  • Helps readers understand achievement progress within schools and compare these to district and state achievement


Proficiency Targets – Detail Data and Status


Provides information from assessments, graduation and attendance rates and proficiency targets status in relation to the following four criteria:


  • The district must test 95% of students in total and in each required subgroup
  • The district must attain achievement goals in English language arts and mathematics or reduce the percentage of students in the non-proficient category of achievement significantly (“meeting proficiency targets”) annually
  • The district must attain achievement goals for each subgroup that has at least 30 students in the group
  • The district must meet or exceed the other academic indicators set by the state: graduation rate for high schools and attendance rate for elementary and middle schools


Teacher Quality Data


  • Identifies teacher qualifications at district and school levels
  • Reports percentage of core academic classes taught by teachers not considered highly qualified to teach such classes


NAEP Data (National Assessment of Educational Progress)


  • Provides state results of the national assessment in mathematics and reading every other year in grades 4 and 8
  • Cannot be compared with MEAP results for grades 4 and 8 because there are no national standards.


For 2012-2013, the MDE Accountability Scorecard for the Oak Park School District is reflected in the following data:


The new MDE Accountability Scorecard has a color coded system of: 


Green – attain 85% or greater of possible points

Lime – attain at least 70% but less than 85% of possible points

Yellow – attain at least 60% but less than 70% of possible points

Orange – attain at least 50% but less than 60% of possible points

Red – attain less than 50% of possible points


The Oak Park School District percentage points totaled 58.3%.  Although the score equals an orange rating, any district with more than two red schools, gives them an automatic red rating.  Overall, all schools increased student achievement.  Both Key and Pepper Elementary Schools received a yellow rating.  Einstein, who scored the highest of all three elementary schools received an orange rating.  Oak Park Preparatory Academy received an orange rating.  Oak Park High School did a phenomenal job of removing themselves from the priority list which is the bottom 5 %, but still received a red rating, even though they demonstrated drastic improvements.  NOVA Discipline Academy and Oak Park Alternative Education Center, which are in their first year of establishing proficiency targets, both received red ratings.


During the year, a district-wide team approach was used to support the needs of students who are struggling academically.
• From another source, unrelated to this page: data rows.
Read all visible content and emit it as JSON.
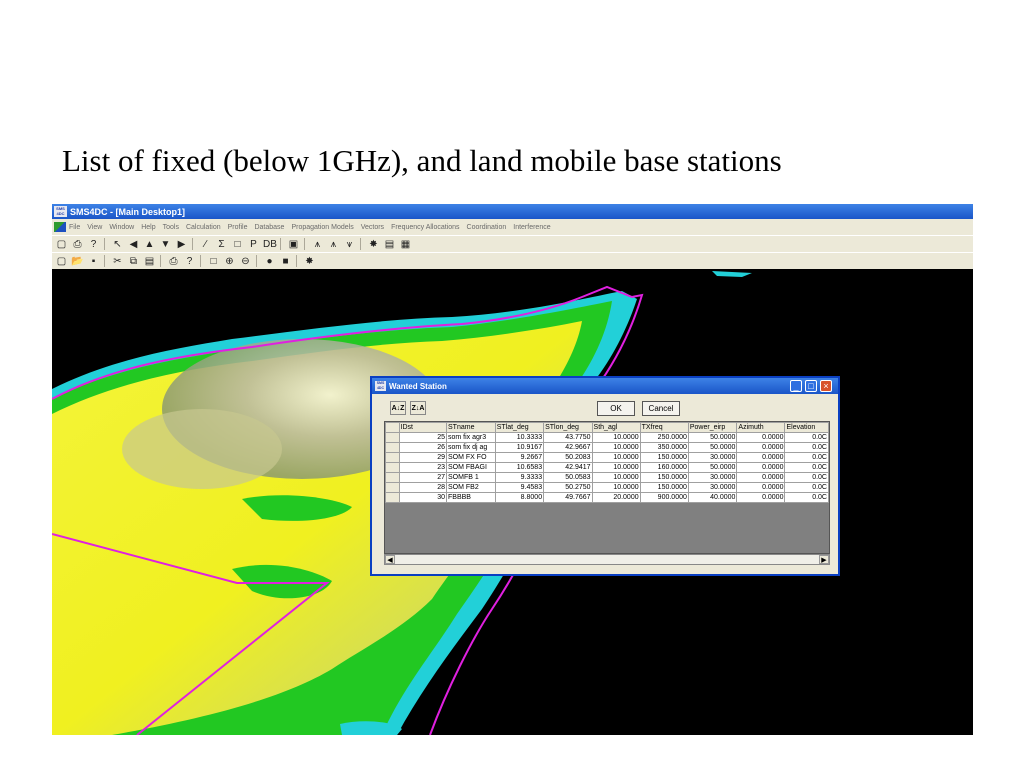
{
  "slide": {
    "title": "List of fixed (below 1GHz), and land mobile base stations"
  },
  "app": {
    "title": "SMS4DC - [Main Desktop1]",
    "icon_text": "SMS 4DC",
    "menu": [
      "File",
      "View",
      "Window",
      "Help",
      "Tools",
      "Calculation",
      "Profile",
      "Database",
      "Propagation Models",
      "Vectors",
      "Frequency Allocations",
      "Coordination",
      "Interference"
    ],
    "toolbar1_icons": [
      "new-doc-icon",
      "print-icon",
      "help-icon",
      "pointer-icon",
      "arrow-left-icon",
      "arrow-up-icon",
      "arrow-down-icon",
      "arrow-right-icon",
      "line-icon",
      "sigma-icon",
      "rectangle-icon",
      "pdf-icon",
      "db-icon",
      "image-icon",
      "tower-icon",
      "tower-multi-icon",
      "antenna-icon",
      "sun-icon",
      "window-icon",
      "palette-icon"
    ],
    "toolbar1_glyphs": [
      "▢",
      "⎙",
      "?",
      "↖",
      "◀",
      "▲",
      "▼",
      "▶",
      "∕",
      "Σ",
      "□",
      "P",
      "DB",
      "▣",
      "⩚",
      "⩚",
      "⩛",
      "✸",
      "▤",
      "▦"
    ],
    "toolbar2_icons": [
      "new-doc-icon",
      "open-folder-icon",
      "save-icon",
      "cut-icon",
      "copy-icon",
      "paste-icon",
      "print-icon",
      "help-icon",
      "rectangle-icon",
      "zoom-in-icon",
      "zoom-out-icon",
      "circle-icon",
      "stop-icon",
      "sun-icon"
    ],
    "toolbar2_glyphs": [
      "▢",
      "📂",
      "▪",
      "✂",
      "⧉",
      "▤",
      "⎙",
      "?",
      "□",
      "⊕",
      "⊖",
      "●",
      "■",
      "✸"
    ]
  },
  "dialog": {
    "title": "Wanted Station",
    "icon_text": "SMS 4DC",
    "sort_asc": "A↓Z",
    "sort_desc": "Z↓A",
    "ok_label": "OK",
    "cancel_label": "Cancel",
    "minimize": "_",
    "maximize": "□",
    "close": "×",
    "scroll_left": "◀",
    "scroll_right": "▶",
    "table": {
      "headers": [
        "IDst",
        "STname",
        "STlat_deg",
        "STlon_deg",
        "Sth_agl",
        "TXfreq",
        "Power_eirp",
        "Azimuth",
        "Elevation"
      ],
      "rows": [
        [
          "25",
          "som fix agr3",
          "10.3333",
          "43.7750",
          "10.0000",
          "250.0000",
          "50.0000",
          "0.0000",
          "0.0C"
        ],
        [
          "26",
          "som fix dj ag",
          "10.9167",
          "42.9667",
          "10.0000",
          "350.0000",
          "50.0000",
          "0.0000",
          "0.0C"
        ],
        [
          "29",
          "SOM FX FO",
          "9.2667",
          "50.2083",
          "10.0000",
          "150.0000",
          "30.0000",
          "0.0000",
          "0.0C"
        ],
        [
          "23",
          "SOM FBAGI",
          "10.6583",
          "42.9417",
          "10.0000",
          "160.0000",
          "50.0000",
          "0.0000",
          "0.0C"
        ],
        [
          "27",
          "SOMFB 1",
          "9.3333",
          "50.0583",
          "10.0000",
          "150.0000",
          "30.0000",
          "0.0000",
          "0.0C"
        ],
        [
          "28",
          "SOM FB2",
          "9.4583",
          "50.2750",
          "10.0000",
          "150.0000",
          "30.0000",
          "0.0000",
          "0.0C"
        ],
        [
          "30",
          "FBBBB",
          "8.8000",
          "49.7667",
          "20.0000",
          "900.0000",
          "40.0000",
          "0.0000",
          "0.0C"
        ]
      ]
    }
  }
}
Additionally, the district has identified and implemented specific benchmark assessments and instructional strategies designed to improve student achievement in the identified areas to ensure that the proficiency targets are met by all students.


I want to acknowledge each of our staff members for their increased utilization of data to inform instruction and their dedication to ensure an exemplary education for each student in our district.




Daveda J. Colbert


Daveda J. Colbert, Ph.D.





District Information:

School Annual Reports